Fear is not the word to define this prodigy of stop motion animation (that of real dolls that move). It is an anthology of three stories, some more sinister to Edgar Allan Poe, others with a splendid black humor, of which we better not tell you anything so that it surprises you. One of those gems from the Netflix catalog that almost no one has seen.


 Black Summer (2019)

If you’re a fan of the zombie genre, and you haven’t seen this series yet, you’re taking a while. Without concessions, it tells us about the first days of the zombie apocalypse, when everything falls apart and chaos reigns in the world. By the time you get to the end of the first season, you’ll realize what it means to be a courageous mother. And in the second, get ready for cold and chills. oh! If you want to see the quintessential zombie series, 10 seasons of The Walking Dead are available on Netflix.


 Chambers (2019)

Uma Thurman stars in this series, which mixes good horror with touches of Hereditary or Let me out . Although the start of the story is not particularly original (a young woman undergoes a heart transplant after a heart attack and begins to feel and see things as if she were the donor), then the good part arrives, in the form of a disturbing story told by the relationship established with the family of the deceased. Seriously, she’s disturbing to the max. We’ll let you know. And also, that hooks. There you.
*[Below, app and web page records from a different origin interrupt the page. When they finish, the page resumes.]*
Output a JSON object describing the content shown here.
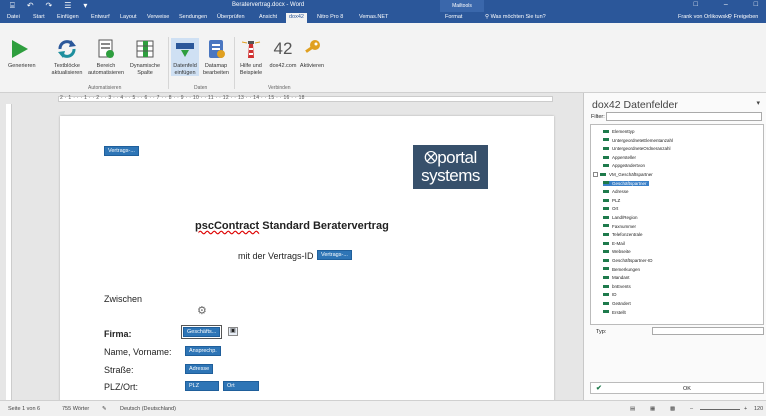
{
  "titlebar": {
    "qat": [
      "⌸",
      "↶",
      "↷",
      "☰",
      "▾"
    ],
    "doc_title": "Beratervertrag.docx - Word",
    "context_tools": "Mailtools",
    "winctl": [
      "□",
      "–",
      "□"
    ]
  },
  "tabs": {
    "items": [
      "Datei",
      "Start",
      "Einfügen",
      "Entwurf",
      "Layout",
      "Verweise",
      "Sendungen",
      "Überprüfen",
      "Ansicht",
      "dox42",
      "Nitro Pro 8",
      "Vemas.NET",
      "Format"
    ],
    "active": "dox42",
    "tell_me": "Was möchten Sie tun?",
    "user": "Frank von Orlikowski",
    "share": "Freigeben"
  },
  "ribbon": {
    "buttons": [
      {
        "id": "generieren",
        "label1": "Generieren",
        "label2": "",
        "icon": "play-icon"
      },
      {
        "id": "textbloecke",
        "label1": "Textblöcke",
        "label2": "aktualisieren",
        "icon": "refresh-icon"
      },
      {
        "id": "bereich",
        "label1": "Bereich",
        "label2": "automatisieren",
        "icon": "gear-doc-icon"
      },
      {
        "id": "dynspalte",
        "label1": "Dynamische",
        "label2": "Spalte",
        "icon": "table-column-icon"
      },
      {
        "id": "datenfeld",
        "label1": "Datenfeld",
        "label2": "einfügen",
        "icon": "datafield-icon"
      },
      {
        "id": "datamap",
        "label1": "Datamap",
        "label2": "bearbeiten",
        "icon": "datamap-icon"
      },
      {
        "id": "hilfe",
        "label1": "Hilfe und",
        "label2": "Beispiele",
        "icon": "lighthouse-icon"
      },
      {
        "id": "dox42com",
        "label1": "dox42.com",
        "label2": "",
        "icon": "dox42-logo-icon"
      },
      {
        "id": "aktivieren",
        "label1": "Aktivieren",
        "label2": "",
        "icon": "key-icon"
      }
    ],
    "groups": [
      "Automatisieren",
      "Daten",
      "Verbinden"
    ]
  },
  "ruler": {
    "numbers": "2 · 1 · · · 1 · · 2 · · 3 · · 4 · · 5 · · 6 · · 7 · · 8 · · 9 · · 10 · · 11 · · 12 · · 13 · · 14 · · 15 · · 16 · · 18"
  },
  "document": {
    "top_field": "Vertrags-...",
    "logo_line1": "⭙portal",
    "logo_line2": "systems",
    "heading_underlined": "pscContract",
    "heading_rest": " Standard Beratervertrag",
    "id_text": "mit der Vertrags-ID",
    "id_field": "Vertrags-...",
    "zwischen": "Zwischen",
    "anchor_icon": "⚙",
    "firma_label": "Firma:",
    "firma_field": "Geschäfts...",
    "name_label": "Name, Vorname:",
    "name_field": "Ansprechp.",
    "strasse_label": "Straße:",
    "strasse_field": "Adresse",
    "plz_label": "PLZ/Ort:",
    "plz_field": "PLZ",
    "ort_field": "Ort"
  },
  "pane": {
    "title": "dox42 Datenfelder",
    "close": "▾",
    "filter_label": "Filter:",
    "tree_items": [
      {
        "label": "Elementtyp",
        "level": 1
      },
      {
        "label": "UntergeordneteElementanzahl",
        "level": 1
      },
      {
        "label": "UntergeordneteOrdneranzahl",
        "level": 1
      },
      {
        "label": "Appersteller",
        "level": 1
      },
      {
        "label": "Appgeändertvon",
        "level": 1
      },
      {
        "label": "VM_Geschäftspartner",
        "level": 0
      },
      {
        "label": "Geschäftspartner",
        "level": 1,
        "selected": true
      },
      {
        "label": "Adresse",
        "level": 1
      },
      {
        "label": "PLZ",
        "level": 1
      },
      {
        "label": "Ort",
        "level": 1
      },
      {
        "label": "Land/Region",
        "level": 1
      },
      {
        "label": "Faxnummer",
        "level": 1
      },
      {
        "label": "Telefonzentrale",
        "level": 1
      },
      {
        "label": "E-Mail",
        "level": 1
      },
      {
        "label": "Webseite",
        "level": 1
      },
      {
        "label": "Geschäftspartner-ID",
        "level": 1
      },
      {
        "label": "Bemerkungen",
        "level": 1
      },
      {
        "label": "Mandant",
        "level": 1
      },
      {
        "label": "bnEvents",
        "level": 1
      },
      {
        "label": "ID",
        "level": 1
      },
      {
        "label": "Geändert",
        "level": 1
      },
      {
        "label": "Erstellt",
        "level": 1
      }
    ],
    "typ_label": "Typ:",
    "ok": "OK",
    "check": "✔"
  },
  "status": {
    "page": "Seite 1 von 6",
    "words": "755 Wörter",
    "lang": "Deutsch (Deutschland)",
    "zoom": "120"
  }
}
Marianne (2019)

French terror that will chill your blood. It tells the story of a horror novelist who decides to retire for a while. And since not always in this life can she be happy with her own decisions, Marianne, the demon who stars in her books, appears to her and forces her to continue writing. Not even the Minister of Finance…


 Love, Death & Robots (2019)

The science fiction stories of Ray Bradbury, the Amazing Tales of Steven Spielberg, the episodes of Black Mirror… These references come to mind when faced with the fascinating Netflix project, Love, Death & Robots, a supposedly artistic and revolutionary series in terms of audiovisual, in which creators from all over the world have participated under the baton of two key figures in current fiction: Tim Miller, ( Deadpool ) and David Fincher ( House of Cards).There are 26 animated shorts for adults (there is violence, sex, gore…) between 5 and 15 minutes long, an orgy of images so varied and irremediably irregular that sometimes it remains a creative occurrence but that every two for three explodes like freaky artwork. A very brutal experience that we recommend tasting in small doses, as an appetizer for marathons of other series.


 Gul (2018)

Do you know what overwhelm is? You’re going to feel it elevated to the nth degree when you see this Indian series about hellish possessions in an even more hellish jail, all from the producers of Let Me Out or Insidious. Clautrophobia and violence to give and take.


 Scream (2016)

The serial version of the 90s classic focuses more on the cluedo to discover who is murdering the protagonists – some of the crimes are cool – than on Wes Craven’s black humor. But it works very well as a millennial revamp of the slasher genre.